In an article published on May 17, 2018 by news provider Bakery and Snacks, editor Gill Hyslop drew attention to the fact that “food companies could be unwittingly putting production processes at risk of contamination by fitting mechanical seals that fail to comply with EU regulations.” Mechanical seals are used in food processing industry “to seal rotating equipment to prevent leakage, as well as to seal thick sticky slurries and solutions capable of withstanding clean-in-place (CIP) procedures,” Hyslop explained.
Her article is based on the information provided by Paul Green, sales manager of AESSEAL in the UK. With regard to mechanical seals used in food processing equipment, “there is a shocking lack of awareness of the full implications of several pieces of legislation,” Green said. With these, he referred in particular to the Commission Regulation (EU) No 10/2011 on plastic materials and articles intended to come into contact with food, and Commission Regulation (EC) No 2023/2006 on good manufacturing practice for materials and articles intended to come into contact with food.
Green further explained that “many mechanical seal faces are made from carbon.” Although the 15 or so grades of carbon commonly available all look similar, only a few are actually compliant with food safety standards. This makes traceability within the supply chain particularly crucial for ensuring seal safety.

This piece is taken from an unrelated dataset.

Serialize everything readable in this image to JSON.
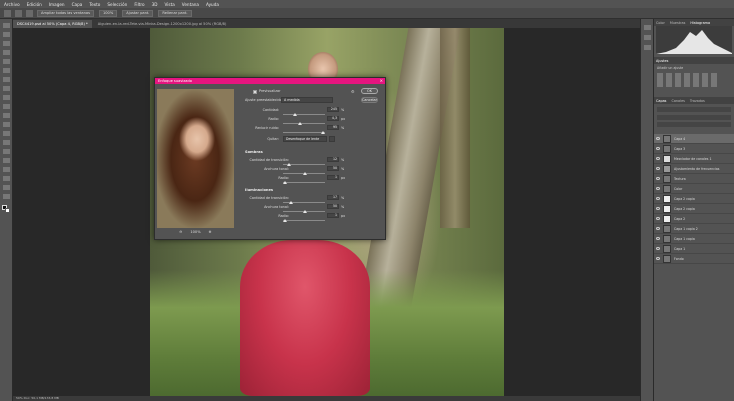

However, due to inefficient supply chain communication, along with importing some seal components from Asia, some mechanical seals become “untraceable,” resulting in “zero knowledge of the material the seal is produced from.”
Green further informed that, according to AESSEAL’s estimation, “very few mechanical seals currently used in the industry actually comply with standards.” Therefore, work is ongoing “to bolster awareness of the compliance requirements that impact processing equipment and machinery to try and drive change within the industry before it faces another health and safety crisis.”
Gill Hyslop (May 17, 2018). “’There is no excuse for non-compliant mechanical seals in food production plants.’” Bakery and Snacks